Data section Block Start

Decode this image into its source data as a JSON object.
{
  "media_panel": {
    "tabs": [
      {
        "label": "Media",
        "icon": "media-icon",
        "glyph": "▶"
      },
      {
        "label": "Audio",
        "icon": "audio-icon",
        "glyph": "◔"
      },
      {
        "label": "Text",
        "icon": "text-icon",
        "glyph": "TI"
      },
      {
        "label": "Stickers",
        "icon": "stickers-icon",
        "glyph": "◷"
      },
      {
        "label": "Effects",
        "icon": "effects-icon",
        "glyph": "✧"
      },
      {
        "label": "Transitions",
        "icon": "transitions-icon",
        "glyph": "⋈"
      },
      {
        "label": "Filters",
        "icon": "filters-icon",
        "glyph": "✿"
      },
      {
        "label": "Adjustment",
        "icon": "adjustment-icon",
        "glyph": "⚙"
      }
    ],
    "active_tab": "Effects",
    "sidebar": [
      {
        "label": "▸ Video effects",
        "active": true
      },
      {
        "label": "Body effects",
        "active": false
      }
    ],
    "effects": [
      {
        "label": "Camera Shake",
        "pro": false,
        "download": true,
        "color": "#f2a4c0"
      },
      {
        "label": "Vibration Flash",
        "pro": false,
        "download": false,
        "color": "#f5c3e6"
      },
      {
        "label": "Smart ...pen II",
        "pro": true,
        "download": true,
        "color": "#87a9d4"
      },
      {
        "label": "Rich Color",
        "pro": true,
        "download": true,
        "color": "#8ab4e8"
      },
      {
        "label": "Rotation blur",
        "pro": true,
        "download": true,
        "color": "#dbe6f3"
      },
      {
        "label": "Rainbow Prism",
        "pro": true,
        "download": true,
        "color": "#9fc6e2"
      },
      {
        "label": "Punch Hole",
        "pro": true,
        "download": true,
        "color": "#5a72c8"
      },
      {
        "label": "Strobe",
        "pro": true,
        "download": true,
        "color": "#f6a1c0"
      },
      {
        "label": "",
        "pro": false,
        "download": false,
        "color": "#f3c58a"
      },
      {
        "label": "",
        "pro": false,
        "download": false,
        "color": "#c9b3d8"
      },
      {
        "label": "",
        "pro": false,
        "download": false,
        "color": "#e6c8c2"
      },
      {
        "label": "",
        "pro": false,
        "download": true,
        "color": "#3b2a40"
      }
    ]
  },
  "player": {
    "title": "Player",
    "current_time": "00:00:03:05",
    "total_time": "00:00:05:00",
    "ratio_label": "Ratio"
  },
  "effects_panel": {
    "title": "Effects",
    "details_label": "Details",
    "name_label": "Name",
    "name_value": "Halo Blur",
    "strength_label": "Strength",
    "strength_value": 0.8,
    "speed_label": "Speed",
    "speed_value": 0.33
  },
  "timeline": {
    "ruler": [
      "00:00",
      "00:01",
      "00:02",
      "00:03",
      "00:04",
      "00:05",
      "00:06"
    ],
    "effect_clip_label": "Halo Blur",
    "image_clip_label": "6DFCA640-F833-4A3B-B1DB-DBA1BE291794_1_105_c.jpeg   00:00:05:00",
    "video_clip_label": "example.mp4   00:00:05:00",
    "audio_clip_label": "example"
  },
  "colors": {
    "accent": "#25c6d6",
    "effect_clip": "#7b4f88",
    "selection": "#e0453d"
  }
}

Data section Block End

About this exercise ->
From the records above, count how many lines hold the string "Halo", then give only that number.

Solved problem ->
2